But even if Alabama’s special election were just a normal Senate campaign with normal candidates, a lead in the low single digits would be far from secure. Simply put, Senate polling has not been especially predictive over the past 10 cycles. Among the 2,075 Senate polls in the FiveThirtyEight database that were taken within 21 days of an election, the average error has been 5.1 percentage points. And that has been fairly consistent across cycles. The 2016 Senate polls featured an average error of 5.2 percentage points.
The average error tends to understate the chance for a large miss, however. The true margin of error (i.e., the 95 percent confidence interval) is significantly wider.

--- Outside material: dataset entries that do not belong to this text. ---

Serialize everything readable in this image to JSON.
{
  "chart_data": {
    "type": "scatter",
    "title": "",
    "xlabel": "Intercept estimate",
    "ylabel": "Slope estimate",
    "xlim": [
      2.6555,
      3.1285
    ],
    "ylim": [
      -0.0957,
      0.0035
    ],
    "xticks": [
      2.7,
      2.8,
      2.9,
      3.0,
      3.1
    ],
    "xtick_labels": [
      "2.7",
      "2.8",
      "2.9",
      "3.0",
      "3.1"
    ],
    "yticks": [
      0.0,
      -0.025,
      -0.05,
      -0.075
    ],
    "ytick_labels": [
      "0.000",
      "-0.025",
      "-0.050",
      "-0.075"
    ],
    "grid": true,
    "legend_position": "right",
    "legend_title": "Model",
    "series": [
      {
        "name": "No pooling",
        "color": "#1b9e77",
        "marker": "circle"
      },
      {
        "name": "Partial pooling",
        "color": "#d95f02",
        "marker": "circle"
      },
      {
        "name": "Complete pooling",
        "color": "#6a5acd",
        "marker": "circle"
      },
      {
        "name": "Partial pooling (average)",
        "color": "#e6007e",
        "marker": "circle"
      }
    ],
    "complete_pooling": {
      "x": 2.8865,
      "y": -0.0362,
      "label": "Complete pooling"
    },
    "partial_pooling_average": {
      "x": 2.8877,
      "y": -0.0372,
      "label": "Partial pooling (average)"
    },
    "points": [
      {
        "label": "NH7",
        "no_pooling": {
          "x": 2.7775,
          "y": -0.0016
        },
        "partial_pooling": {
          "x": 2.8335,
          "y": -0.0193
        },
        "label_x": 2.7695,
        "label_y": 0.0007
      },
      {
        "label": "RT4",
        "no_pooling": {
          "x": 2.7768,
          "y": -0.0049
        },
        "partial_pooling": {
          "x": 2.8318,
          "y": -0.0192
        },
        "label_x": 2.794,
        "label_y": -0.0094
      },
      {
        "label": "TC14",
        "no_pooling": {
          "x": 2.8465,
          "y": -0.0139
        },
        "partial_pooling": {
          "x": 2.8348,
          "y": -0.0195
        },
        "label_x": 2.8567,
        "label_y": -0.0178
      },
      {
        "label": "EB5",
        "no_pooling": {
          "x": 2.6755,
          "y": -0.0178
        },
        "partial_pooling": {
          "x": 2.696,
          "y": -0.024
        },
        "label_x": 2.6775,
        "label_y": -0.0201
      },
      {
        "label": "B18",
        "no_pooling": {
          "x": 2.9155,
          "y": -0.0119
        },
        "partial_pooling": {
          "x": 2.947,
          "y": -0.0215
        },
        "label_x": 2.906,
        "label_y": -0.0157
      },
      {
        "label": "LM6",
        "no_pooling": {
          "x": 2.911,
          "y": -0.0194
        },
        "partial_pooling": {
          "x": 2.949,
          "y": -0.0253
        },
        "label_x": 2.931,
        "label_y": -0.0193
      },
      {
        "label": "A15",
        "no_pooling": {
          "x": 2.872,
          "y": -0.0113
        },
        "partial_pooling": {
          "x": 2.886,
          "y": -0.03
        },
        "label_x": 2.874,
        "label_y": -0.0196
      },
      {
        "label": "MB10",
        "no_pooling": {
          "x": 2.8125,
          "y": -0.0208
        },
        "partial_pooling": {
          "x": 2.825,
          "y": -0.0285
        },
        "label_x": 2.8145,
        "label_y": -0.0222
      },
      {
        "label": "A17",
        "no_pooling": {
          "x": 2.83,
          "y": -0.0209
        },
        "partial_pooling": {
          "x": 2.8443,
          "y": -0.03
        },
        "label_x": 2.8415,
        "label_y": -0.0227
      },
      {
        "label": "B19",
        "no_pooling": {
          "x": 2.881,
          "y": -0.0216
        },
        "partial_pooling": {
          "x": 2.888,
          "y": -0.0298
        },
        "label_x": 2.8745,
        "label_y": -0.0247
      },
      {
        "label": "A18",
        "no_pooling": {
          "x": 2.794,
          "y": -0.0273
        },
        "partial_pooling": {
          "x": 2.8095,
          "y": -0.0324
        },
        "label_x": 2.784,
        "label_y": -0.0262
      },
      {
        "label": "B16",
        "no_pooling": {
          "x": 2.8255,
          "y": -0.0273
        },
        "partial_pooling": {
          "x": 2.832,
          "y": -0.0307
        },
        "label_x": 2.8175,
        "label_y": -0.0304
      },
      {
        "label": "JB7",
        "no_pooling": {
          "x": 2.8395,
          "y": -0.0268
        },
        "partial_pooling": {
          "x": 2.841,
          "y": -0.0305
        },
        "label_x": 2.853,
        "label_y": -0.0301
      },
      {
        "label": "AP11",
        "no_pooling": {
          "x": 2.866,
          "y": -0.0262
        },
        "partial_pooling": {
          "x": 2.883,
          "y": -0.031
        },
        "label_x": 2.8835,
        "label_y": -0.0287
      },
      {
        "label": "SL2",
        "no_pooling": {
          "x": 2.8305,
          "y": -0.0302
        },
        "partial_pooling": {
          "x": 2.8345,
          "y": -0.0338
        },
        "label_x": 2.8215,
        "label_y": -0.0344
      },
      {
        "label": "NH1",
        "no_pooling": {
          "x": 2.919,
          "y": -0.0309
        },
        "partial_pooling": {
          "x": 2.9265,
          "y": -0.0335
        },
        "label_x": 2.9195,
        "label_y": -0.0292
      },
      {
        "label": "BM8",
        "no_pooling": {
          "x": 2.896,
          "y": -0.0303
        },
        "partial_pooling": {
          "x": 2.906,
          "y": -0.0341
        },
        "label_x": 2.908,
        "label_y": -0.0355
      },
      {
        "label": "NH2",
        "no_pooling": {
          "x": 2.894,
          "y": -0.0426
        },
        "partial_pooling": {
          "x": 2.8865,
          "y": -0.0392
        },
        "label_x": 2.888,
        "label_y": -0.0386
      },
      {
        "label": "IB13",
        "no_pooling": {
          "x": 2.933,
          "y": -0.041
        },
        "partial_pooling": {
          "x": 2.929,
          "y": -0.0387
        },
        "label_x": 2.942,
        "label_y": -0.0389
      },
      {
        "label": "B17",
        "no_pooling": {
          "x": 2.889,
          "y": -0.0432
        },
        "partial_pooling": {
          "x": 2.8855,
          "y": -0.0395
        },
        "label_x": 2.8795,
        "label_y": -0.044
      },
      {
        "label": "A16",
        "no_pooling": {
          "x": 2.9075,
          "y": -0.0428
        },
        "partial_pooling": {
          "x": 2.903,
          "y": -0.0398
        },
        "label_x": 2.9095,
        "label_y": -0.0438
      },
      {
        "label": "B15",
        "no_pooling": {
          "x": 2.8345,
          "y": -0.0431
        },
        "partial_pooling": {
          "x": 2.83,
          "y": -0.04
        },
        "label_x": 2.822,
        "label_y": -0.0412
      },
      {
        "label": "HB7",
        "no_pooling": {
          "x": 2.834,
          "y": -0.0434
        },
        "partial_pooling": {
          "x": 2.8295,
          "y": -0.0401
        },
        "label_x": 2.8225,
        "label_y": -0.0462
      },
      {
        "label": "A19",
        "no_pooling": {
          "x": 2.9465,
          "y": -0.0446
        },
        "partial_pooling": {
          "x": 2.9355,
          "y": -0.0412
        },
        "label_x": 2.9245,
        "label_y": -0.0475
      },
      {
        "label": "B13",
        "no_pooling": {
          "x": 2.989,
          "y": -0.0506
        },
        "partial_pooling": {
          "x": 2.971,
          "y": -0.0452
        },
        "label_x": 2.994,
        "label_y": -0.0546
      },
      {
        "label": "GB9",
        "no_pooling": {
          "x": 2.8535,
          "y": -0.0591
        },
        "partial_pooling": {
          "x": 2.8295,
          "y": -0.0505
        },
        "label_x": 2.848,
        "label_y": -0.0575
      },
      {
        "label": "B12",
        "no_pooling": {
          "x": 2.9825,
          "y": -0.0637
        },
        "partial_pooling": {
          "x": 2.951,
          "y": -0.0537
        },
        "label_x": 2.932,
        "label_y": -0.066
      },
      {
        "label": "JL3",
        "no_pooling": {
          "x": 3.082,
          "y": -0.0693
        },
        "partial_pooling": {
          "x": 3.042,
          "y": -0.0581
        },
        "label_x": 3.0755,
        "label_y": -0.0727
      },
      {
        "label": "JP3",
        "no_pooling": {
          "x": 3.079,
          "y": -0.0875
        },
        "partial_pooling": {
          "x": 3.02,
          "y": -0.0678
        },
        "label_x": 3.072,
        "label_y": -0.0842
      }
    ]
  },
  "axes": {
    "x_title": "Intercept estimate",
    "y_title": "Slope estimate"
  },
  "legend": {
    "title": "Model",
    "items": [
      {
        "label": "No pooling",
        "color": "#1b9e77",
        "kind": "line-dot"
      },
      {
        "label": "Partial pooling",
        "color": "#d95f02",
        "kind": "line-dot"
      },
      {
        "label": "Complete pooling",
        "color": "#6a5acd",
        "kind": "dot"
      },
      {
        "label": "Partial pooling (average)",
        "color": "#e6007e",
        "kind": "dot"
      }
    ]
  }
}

For the polling in Senate campaigns since 1998, it’s closer to +/- 13 percentage points for any individual poll. There hasn’t been a single public poll taken in Alabama since the Republican primary runoff that has given either Jones or Moore that large of a lead.